Didi Ma’s presence is full of love and positive vibrations. It is difficult for the mind of those in her vicinity to gravitate towards negative emotions of envy, jealousy, and dislike. When she speaks, the listeners try to catch her every word. She explains complex concepts with great simplicity. And the simple words are spoken with such spiritual force that they make a lasting impression on the mind and touch the heartstrings. She explained that man reaches for happiness in the material things of the world. Instead he only encounters sorrow; for there is no happiness in the limited, in the bounded. True happiness resides in the infinite, in the boundless. She gives a very perceptive example of a small tank dug out of the earth and filled with water. In this limited tank, the water either evaporates or starts stinking. On the other hand, when man digs a well which is connected to the underground water as well as eventually to the ocean, the well provides unlimited fresh water. So how does man connect with the infinite? It is by holding on to the two feet of the Guru. Jestingly, she asks that we avoid literally grabbing the feet of our Guru and inhibit his locomotion altogether. The two feet are vivek (discriminative knowledge) and vairagya (detachment). Detachment does not mean to abandon our current lifestyle to exit for the wilderness. Vairagya requires unlimited rag (attachment) to all equally. Do not limit yourself to the narrow boundaries of immediate family and friends but expand the narrow attachment to all living and non-living beings. This expanded attachment becomes true detachment. Vivek begins with listening to sants and participating in satsang. Upanishads instruct three steps of srvana (listening), manana (thinking over), and nidhidhyasana (concentrating) to cultivate vivek buddhi.

Sadhvi Ritambhara discourses are broadcast on two channels of Indian television. For those that missed her discourses entirely, TV Asia carries her program in the morning hours. Her schedule is also frequently advertised for those interested in attending the rest of her discourses in the United States.

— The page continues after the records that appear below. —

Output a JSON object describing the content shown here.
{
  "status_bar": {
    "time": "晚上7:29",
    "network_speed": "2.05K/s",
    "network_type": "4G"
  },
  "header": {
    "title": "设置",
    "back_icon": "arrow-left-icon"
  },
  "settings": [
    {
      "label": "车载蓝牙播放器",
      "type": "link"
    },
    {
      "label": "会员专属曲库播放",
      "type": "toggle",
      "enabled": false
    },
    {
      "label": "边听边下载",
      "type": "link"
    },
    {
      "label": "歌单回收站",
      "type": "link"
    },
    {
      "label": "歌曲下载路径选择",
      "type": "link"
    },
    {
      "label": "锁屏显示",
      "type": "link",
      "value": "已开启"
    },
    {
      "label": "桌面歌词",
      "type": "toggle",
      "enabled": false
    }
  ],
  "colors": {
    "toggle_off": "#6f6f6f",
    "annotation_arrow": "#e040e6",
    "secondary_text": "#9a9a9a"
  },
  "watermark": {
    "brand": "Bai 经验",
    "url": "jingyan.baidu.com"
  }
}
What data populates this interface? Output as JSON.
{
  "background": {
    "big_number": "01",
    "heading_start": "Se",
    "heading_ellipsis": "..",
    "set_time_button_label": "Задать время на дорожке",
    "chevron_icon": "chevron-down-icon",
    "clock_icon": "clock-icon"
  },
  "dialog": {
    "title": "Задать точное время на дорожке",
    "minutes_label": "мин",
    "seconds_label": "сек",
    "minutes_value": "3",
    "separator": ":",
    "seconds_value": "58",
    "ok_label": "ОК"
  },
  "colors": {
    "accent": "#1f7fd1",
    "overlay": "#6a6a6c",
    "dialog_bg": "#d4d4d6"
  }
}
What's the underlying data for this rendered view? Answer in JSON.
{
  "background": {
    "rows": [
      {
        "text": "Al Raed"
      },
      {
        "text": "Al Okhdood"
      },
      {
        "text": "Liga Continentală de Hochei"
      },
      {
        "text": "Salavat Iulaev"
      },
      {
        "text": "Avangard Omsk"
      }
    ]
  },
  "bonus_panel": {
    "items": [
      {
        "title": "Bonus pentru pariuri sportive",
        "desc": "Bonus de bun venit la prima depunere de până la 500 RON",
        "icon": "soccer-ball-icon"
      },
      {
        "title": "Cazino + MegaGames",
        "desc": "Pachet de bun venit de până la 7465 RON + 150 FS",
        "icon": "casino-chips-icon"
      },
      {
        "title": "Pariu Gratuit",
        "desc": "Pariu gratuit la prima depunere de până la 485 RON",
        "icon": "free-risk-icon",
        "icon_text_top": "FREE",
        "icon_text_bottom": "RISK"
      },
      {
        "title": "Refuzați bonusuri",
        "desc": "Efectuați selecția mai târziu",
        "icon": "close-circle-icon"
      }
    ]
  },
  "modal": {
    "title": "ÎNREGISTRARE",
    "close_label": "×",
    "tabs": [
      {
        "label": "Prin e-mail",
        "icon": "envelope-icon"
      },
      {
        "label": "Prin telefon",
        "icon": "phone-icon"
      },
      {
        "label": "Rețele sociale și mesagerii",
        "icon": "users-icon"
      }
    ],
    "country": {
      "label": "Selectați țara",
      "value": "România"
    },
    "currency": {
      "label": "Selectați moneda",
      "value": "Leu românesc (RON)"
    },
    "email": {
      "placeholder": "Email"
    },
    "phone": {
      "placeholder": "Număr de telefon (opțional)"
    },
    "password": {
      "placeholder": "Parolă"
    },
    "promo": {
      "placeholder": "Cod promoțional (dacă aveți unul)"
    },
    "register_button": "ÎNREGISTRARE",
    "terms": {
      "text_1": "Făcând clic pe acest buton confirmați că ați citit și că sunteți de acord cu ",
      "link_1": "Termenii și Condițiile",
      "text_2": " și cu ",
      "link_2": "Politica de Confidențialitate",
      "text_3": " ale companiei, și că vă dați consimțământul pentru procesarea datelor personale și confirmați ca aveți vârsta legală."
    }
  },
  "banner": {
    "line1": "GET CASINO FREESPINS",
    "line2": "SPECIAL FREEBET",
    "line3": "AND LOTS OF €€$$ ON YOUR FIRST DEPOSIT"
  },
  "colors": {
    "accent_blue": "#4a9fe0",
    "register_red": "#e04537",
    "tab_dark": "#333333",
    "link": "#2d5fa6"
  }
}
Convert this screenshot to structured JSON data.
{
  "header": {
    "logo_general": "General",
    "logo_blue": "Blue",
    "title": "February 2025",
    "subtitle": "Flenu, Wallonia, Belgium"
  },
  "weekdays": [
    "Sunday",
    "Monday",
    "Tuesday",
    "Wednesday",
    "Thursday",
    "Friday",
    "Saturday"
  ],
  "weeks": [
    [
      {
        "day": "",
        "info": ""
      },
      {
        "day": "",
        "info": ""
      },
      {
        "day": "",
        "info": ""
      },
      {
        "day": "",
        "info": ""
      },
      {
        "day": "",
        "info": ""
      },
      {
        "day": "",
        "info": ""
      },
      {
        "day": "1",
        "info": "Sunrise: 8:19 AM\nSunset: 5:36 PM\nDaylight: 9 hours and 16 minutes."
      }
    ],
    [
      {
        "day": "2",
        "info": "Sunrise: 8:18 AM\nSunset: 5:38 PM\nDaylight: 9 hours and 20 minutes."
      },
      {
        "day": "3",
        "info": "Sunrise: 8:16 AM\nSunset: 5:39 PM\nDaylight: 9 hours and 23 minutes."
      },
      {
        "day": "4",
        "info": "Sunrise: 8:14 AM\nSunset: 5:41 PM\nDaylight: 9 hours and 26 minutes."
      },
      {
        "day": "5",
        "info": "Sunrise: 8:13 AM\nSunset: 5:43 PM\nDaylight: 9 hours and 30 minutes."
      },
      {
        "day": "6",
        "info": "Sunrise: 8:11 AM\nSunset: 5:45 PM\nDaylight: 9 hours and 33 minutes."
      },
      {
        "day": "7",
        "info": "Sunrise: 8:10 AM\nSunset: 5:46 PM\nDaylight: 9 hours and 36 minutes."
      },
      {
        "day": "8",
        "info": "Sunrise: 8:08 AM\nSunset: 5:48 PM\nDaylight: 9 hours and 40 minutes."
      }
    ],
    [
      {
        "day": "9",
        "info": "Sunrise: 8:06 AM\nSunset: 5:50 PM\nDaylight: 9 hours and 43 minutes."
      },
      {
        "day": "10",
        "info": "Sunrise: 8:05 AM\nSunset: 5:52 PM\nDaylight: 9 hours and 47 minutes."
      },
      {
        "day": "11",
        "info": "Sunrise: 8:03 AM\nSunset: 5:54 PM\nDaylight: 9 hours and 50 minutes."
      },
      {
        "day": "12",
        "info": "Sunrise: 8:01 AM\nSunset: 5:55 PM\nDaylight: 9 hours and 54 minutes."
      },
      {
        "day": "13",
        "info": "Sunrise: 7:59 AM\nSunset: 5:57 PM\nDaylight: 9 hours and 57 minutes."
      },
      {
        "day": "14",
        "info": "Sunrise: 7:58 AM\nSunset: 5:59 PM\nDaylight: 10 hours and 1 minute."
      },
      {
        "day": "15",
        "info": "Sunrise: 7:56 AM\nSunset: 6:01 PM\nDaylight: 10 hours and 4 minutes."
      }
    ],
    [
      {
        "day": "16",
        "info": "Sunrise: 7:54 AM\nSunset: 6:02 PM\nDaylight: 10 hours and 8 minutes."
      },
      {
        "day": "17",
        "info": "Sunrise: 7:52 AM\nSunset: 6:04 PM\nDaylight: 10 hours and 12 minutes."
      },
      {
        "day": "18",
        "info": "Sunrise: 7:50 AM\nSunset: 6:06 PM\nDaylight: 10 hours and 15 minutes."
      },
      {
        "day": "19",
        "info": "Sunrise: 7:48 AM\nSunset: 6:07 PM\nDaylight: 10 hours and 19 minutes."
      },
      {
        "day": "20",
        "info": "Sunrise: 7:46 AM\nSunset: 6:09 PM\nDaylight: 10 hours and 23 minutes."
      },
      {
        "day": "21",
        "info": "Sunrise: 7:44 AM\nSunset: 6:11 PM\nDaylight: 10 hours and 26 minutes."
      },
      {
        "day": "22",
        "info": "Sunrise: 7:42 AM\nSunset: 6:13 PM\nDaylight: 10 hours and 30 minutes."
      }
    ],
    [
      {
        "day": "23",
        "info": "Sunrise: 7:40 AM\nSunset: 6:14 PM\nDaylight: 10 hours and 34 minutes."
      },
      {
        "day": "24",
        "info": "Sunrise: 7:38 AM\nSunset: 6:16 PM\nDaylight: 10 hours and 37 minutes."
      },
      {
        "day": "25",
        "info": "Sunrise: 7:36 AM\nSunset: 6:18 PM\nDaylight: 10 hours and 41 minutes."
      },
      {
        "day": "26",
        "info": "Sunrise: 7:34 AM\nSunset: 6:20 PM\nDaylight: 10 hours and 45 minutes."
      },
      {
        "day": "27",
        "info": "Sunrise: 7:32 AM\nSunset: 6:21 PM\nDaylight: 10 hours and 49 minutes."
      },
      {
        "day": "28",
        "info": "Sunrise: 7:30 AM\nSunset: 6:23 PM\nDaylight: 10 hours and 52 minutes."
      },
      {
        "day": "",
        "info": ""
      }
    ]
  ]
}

Bookmark and Share |

You may also access this article through our web-site http://www.lokvani.com/

Home | About Us | Contact Us | Copyrights Help